The watch doesn't offer a purely hands free experience, true, but I never lost that phone; I still have it. Answering calls is possible with the watch alone but a bluetooth headset is much more preferable. Nobody knew it was a phone until I received a call. That was generally followed by shock and amazement. I used it to track my billing hours. It was always there. It was pretty great, really.
The adoption of wearables has always been hampered by fashion strangeness. The watch format does a nice job of dealing with that. The screen size is challenging. Mine had a tiny little stylus and using it was merely possible and not much more. But, I could have a meeting with clients and nobody ever questioned it. When I wore my first wearable to its public opening, somebody on the subway asked if it was a bomb. The early wearables made the wearer self conscious in public; you had to be prepared to be stared at.

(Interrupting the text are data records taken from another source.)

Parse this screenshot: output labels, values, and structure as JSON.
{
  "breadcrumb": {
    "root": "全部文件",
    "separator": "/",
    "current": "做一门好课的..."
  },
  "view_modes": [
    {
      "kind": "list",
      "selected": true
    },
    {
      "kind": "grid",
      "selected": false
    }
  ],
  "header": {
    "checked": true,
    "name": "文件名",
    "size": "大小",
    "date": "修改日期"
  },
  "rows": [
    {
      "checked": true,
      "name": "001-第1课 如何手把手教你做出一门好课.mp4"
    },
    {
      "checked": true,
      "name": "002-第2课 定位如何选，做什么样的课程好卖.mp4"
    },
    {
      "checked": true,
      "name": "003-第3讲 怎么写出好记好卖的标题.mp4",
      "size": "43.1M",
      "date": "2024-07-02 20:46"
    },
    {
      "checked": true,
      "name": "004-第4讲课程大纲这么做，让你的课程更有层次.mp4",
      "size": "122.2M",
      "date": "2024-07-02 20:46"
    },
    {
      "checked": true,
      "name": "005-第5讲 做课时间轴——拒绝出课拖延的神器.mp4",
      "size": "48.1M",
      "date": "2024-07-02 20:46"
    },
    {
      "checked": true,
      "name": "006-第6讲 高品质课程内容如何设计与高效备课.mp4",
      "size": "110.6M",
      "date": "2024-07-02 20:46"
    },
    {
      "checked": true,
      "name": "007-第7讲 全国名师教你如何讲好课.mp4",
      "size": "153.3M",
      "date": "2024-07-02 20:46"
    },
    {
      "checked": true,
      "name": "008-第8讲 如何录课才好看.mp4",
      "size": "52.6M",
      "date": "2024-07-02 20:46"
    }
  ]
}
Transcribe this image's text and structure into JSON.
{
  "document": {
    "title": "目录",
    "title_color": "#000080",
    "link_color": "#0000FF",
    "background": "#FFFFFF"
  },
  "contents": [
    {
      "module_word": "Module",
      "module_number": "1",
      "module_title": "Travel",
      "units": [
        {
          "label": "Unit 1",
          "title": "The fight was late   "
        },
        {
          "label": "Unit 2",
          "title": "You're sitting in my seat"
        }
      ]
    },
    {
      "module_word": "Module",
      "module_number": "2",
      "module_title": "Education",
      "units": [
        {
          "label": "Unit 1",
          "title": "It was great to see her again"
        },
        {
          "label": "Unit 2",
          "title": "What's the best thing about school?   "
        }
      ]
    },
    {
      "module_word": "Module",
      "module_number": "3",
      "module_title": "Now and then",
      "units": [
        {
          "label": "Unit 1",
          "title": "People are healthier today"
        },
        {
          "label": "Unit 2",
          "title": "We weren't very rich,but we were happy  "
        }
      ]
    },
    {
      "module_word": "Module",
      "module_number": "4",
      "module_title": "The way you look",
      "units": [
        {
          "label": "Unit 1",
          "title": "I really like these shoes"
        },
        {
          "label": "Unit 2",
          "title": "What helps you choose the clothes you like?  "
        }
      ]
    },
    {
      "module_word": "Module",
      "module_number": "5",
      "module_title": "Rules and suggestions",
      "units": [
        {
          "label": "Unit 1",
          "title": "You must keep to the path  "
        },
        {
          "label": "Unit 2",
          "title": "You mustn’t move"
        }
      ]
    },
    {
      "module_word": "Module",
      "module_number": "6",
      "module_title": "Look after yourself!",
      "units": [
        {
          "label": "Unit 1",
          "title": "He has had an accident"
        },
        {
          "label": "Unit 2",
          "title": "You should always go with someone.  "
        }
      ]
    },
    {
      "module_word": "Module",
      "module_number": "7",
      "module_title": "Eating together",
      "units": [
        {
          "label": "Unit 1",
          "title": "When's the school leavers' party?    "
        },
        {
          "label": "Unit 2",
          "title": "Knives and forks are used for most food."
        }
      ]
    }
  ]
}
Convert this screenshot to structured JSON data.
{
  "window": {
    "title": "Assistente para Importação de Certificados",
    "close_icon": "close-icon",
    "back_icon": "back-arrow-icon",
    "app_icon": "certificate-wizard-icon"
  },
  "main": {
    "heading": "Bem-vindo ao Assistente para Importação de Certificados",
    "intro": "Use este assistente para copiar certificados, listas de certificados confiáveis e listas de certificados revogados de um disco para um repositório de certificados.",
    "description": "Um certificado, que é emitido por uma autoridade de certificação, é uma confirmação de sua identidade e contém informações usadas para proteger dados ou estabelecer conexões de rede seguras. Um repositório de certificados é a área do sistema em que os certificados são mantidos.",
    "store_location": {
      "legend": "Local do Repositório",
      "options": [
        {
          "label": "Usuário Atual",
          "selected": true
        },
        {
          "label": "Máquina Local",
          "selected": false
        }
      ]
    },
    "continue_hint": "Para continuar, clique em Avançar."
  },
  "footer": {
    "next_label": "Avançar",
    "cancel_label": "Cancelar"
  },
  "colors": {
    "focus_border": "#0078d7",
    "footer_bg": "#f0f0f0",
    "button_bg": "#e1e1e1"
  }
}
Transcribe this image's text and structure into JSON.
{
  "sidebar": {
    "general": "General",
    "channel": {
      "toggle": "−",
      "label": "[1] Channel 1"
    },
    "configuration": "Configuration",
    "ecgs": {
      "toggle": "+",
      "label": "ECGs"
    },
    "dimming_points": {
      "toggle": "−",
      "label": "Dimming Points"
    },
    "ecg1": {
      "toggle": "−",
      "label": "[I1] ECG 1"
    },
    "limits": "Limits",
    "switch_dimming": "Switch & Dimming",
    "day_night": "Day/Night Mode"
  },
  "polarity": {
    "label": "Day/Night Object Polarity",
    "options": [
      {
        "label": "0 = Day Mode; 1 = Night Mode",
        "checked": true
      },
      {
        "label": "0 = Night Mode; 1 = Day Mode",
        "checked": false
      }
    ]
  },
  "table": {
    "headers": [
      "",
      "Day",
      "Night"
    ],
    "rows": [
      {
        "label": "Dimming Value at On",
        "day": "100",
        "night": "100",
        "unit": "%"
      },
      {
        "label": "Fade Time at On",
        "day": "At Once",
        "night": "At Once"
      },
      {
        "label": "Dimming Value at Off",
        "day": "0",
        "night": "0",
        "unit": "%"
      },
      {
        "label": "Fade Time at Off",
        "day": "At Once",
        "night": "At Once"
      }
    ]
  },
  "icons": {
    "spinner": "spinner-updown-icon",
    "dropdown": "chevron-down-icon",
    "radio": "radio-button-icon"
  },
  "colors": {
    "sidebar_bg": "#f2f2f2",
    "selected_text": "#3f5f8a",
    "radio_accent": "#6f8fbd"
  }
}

One of the early concepts proposed by Motorola was a constellation of devices that, together in synergy, becomes a full on wearable computer. That, I believe, was the project that first floated the idea of an ear bud headset. They, too, seemed strange at first but they have become widely adopted. That's where we are heading.
So, now, the electronics have gotten smaller, power consumption reduced to the point where battery bulk is reasonable, and infrastructure is in place to support wearable computers. Wearables are becoming real. Yet, there are still challenges. We hoped that head mounted displays would be key but we are still struggling with them. That's a field that I have been working on for the last decade. I know the challenges intimately and we are not there yet. In the meantime, the watch format is a viable intermediate step.
As for Apple coming to save the day: Frankly, I don't understand why people are so enamored with their offerings. They don't do anything different in my opinion. I prefer the Android approach that "opens the innovation tent" to everyone willing to give it a shot.